The confusing language that can sometimes be found on signs related to public street parking pales in comparison to the language found on signs related to booting on private property. Atlanta’s booting ordinance stipulates a number of items that must be strictly followed in order to lawfully boot a vehicle. Those include signs posted at all parking lot entrances stating, among other things, the name of the parking company, a statement that unauthorized vehicles may be booted or towed, a phone number, and the $75 fee required to remove a boot.
But the ordinance is silent when it comes to instructing vehicle owners when their cars will be booted. Lots in compliance with the ordinance do have signs with the required statement that “unauthorized” or “illegally parked” cars will be booted. These words are largely meaningless, though, without the definitions of “unauthorized” or “illegal.” Other signs instruct vehicle owners that their cars will be booted if they “leave the premises.” Does this mean your car will be booted if you buy a cup of coffee and then stand on the sidewalk to drink it? Does it mean the car will booted if you park in your friend’s visitor lot, walk down the street to convenience store with them, and then return to your friend’s apartment?
Let’s Fix the Fundamental Problem of Too Many Private Parking Lots
Atlanta is currently debating whether to repeal the booting ordinance. If it’s allowed to stand, several changes should be made. Businesses should be required to post signage specifically stating the terms of their invitation to park in their lots; meaning signs need to say much more than just “unauthorized vehicles” may be booted. Perhaps we should also require vehicle owners to be contacted prior to booting. This could be accomplished by using an app where the vehicle’s owner inputs their arrival time and license plate number. The parking attendant can then send a notification to the vehicle’s owner informing them that their car will be booted at a particular time.
If the entire purpose is to encourage high-turnover of parking spots then business owners should want customers and non-customers to know the rules and be given the opportunity to move their cars prior to booting. Without changes, booting looks much more like a cash-grab operation and much less like a reasonable way of furthering a legitimate purpose.

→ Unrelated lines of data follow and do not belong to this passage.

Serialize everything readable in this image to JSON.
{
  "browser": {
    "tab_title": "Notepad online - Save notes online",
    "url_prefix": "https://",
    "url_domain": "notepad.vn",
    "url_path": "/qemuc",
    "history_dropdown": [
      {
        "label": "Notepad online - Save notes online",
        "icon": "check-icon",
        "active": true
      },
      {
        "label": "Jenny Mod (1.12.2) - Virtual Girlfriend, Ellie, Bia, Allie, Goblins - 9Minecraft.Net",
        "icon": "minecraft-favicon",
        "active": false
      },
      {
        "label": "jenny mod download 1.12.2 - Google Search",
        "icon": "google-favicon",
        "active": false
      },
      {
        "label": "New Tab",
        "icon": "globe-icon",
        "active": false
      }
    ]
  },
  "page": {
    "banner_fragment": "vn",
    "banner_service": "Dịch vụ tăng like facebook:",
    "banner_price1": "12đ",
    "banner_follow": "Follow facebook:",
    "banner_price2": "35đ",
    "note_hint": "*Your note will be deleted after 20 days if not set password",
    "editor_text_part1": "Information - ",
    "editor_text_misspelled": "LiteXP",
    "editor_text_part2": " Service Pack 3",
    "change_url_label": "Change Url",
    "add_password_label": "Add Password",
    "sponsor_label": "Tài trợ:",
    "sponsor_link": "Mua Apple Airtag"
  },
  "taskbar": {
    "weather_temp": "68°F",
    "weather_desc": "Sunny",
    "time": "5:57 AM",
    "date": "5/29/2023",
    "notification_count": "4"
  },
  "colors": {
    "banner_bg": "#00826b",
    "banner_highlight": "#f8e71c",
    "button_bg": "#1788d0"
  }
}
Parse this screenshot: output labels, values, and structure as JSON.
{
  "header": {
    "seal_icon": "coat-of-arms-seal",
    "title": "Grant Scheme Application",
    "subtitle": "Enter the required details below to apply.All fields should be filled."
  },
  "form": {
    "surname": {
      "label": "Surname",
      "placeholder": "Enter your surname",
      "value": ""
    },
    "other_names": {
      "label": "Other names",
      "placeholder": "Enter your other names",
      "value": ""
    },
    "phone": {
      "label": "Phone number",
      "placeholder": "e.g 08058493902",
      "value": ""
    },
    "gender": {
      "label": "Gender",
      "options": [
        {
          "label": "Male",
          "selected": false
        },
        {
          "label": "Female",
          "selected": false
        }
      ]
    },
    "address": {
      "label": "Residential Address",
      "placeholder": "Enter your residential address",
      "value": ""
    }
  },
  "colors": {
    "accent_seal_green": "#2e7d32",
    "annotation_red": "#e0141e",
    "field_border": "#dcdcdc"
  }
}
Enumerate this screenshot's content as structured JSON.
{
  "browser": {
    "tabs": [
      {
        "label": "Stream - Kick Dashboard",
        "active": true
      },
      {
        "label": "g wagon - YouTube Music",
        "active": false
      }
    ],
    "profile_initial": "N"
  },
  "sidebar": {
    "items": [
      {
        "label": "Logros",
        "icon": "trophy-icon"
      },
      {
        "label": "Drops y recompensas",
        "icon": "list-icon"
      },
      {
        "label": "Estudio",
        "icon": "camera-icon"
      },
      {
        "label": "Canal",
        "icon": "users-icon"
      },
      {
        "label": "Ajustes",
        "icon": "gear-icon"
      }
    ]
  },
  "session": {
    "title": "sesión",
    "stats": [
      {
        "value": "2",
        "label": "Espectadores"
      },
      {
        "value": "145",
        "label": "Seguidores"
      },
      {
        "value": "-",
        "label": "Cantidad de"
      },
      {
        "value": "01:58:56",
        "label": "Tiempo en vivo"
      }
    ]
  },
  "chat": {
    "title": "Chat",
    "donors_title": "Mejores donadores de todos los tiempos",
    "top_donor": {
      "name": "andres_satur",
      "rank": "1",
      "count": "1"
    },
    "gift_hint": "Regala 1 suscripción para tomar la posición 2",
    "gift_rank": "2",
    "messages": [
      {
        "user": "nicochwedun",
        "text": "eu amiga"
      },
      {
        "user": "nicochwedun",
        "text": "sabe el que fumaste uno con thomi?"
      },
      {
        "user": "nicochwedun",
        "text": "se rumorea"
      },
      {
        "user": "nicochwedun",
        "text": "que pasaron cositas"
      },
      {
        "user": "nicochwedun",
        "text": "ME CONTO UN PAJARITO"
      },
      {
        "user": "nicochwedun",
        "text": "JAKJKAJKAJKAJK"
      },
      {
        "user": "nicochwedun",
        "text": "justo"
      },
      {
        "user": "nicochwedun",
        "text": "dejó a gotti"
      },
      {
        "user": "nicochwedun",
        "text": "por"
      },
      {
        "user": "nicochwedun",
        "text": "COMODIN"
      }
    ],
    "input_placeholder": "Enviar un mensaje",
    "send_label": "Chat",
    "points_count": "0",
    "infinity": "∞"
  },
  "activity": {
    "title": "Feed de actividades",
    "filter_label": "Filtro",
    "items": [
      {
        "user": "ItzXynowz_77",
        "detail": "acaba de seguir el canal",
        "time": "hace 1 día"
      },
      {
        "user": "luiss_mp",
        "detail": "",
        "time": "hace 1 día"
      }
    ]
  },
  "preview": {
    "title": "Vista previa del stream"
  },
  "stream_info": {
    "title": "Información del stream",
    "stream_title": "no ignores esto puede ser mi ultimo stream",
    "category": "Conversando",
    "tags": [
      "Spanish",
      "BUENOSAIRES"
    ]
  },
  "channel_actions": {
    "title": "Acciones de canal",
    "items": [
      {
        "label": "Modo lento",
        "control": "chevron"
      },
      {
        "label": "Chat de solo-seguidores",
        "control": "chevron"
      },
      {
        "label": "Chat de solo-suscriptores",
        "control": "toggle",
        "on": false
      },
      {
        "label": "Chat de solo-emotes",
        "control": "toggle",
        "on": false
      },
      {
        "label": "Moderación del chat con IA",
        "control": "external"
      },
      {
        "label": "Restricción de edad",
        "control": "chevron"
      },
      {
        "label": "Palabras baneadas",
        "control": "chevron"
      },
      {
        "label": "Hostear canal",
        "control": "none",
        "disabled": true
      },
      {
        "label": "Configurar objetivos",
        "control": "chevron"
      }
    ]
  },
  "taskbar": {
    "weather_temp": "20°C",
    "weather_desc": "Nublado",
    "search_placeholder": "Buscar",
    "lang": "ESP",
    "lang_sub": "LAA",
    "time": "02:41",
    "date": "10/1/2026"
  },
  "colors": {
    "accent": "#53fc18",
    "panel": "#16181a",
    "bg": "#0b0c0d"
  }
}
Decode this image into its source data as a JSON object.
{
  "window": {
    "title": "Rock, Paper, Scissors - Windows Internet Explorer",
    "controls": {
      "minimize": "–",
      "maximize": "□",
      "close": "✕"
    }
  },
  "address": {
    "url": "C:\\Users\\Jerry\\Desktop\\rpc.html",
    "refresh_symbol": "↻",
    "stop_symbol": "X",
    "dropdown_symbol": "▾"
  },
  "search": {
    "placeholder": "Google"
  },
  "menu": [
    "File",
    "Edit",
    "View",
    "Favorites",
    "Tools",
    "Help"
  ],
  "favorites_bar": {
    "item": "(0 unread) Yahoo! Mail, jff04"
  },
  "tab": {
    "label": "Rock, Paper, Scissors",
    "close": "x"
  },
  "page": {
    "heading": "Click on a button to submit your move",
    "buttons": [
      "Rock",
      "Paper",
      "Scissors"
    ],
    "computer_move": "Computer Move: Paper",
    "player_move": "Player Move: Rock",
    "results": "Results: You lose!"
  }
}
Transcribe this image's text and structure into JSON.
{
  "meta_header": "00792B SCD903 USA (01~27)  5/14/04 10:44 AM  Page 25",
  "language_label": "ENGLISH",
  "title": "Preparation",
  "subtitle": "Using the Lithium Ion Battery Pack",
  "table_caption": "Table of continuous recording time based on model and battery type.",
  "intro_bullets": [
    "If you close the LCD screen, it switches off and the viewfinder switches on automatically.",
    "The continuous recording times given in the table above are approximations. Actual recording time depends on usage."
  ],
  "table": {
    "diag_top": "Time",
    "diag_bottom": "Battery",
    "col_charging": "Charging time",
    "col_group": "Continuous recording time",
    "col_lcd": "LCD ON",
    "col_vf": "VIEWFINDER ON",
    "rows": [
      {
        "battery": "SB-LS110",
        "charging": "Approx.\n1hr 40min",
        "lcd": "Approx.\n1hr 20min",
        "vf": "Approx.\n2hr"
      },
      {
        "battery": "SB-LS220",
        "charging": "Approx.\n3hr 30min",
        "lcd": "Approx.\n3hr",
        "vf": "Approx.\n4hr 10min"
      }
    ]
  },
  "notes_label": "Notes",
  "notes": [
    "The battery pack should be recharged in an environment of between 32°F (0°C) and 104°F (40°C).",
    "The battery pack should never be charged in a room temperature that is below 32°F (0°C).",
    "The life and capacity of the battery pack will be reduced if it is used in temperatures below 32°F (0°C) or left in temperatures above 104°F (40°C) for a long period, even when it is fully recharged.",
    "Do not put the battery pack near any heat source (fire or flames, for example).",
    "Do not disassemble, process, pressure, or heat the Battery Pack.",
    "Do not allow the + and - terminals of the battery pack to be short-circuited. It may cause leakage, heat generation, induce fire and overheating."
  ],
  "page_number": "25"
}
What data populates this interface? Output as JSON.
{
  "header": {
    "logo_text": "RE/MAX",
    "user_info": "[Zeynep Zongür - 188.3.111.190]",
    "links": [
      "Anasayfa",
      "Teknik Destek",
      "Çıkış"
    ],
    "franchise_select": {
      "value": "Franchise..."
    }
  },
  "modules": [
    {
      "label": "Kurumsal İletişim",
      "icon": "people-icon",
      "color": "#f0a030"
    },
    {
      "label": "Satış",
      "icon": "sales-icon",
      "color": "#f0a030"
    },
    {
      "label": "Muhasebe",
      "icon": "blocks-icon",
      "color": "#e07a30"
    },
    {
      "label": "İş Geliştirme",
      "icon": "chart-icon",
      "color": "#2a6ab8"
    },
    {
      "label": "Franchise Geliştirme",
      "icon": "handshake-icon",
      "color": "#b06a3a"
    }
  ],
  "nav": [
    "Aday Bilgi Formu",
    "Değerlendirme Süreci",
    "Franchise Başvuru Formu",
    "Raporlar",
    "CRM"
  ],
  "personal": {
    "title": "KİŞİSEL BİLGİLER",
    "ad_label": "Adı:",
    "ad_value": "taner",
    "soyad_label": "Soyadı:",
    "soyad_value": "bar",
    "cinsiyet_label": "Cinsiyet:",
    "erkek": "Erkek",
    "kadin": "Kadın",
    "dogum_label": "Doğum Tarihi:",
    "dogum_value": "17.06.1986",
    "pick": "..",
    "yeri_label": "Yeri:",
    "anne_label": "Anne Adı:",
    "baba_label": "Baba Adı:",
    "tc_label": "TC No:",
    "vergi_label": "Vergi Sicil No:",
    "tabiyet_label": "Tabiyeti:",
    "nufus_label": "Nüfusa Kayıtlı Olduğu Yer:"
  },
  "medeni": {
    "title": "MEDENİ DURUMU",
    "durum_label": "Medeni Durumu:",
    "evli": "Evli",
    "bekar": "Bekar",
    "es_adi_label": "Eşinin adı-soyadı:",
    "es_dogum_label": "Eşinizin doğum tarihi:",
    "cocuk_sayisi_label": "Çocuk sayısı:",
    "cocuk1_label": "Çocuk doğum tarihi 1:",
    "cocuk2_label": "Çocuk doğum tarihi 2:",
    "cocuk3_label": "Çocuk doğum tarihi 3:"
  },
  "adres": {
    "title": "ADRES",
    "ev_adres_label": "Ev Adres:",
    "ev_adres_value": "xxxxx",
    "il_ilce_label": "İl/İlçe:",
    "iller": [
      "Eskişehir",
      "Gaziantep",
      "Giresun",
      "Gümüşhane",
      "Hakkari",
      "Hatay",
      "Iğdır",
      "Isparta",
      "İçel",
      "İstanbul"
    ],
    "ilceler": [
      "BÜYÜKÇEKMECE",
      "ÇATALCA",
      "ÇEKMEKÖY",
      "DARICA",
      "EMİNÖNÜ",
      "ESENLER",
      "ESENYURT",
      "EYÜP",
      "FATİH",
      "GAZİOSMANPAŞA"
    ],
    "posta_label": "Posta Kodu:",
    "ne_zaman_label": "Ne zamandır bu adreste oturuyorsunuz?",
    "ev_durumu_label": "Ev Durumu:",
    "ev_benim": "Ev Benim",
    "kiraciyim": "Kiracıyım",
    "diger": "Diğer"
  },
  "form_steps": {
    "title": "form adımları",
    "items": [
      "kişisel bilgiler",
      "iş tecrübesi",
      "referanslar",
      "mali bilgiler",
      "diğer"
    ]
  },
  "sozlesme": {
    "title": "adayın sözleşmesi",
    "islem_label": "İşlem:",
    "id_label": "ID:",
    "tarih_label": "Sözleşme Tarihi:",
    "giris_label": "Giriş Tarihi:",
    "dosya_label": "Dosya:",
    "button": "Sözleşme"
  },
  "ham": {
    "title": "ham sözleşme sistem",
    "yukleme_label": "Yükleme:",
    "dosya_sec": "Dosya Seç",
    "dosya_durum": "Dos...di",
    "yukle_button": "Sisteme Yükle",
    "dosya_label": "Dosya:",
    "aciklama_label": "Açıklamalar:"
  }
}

The ultimate solution, though, is to eliminate the patchwork of private parking lots in favor of public parking garages that serve entire commercial areas. This would largely reduce the need for booting altogether.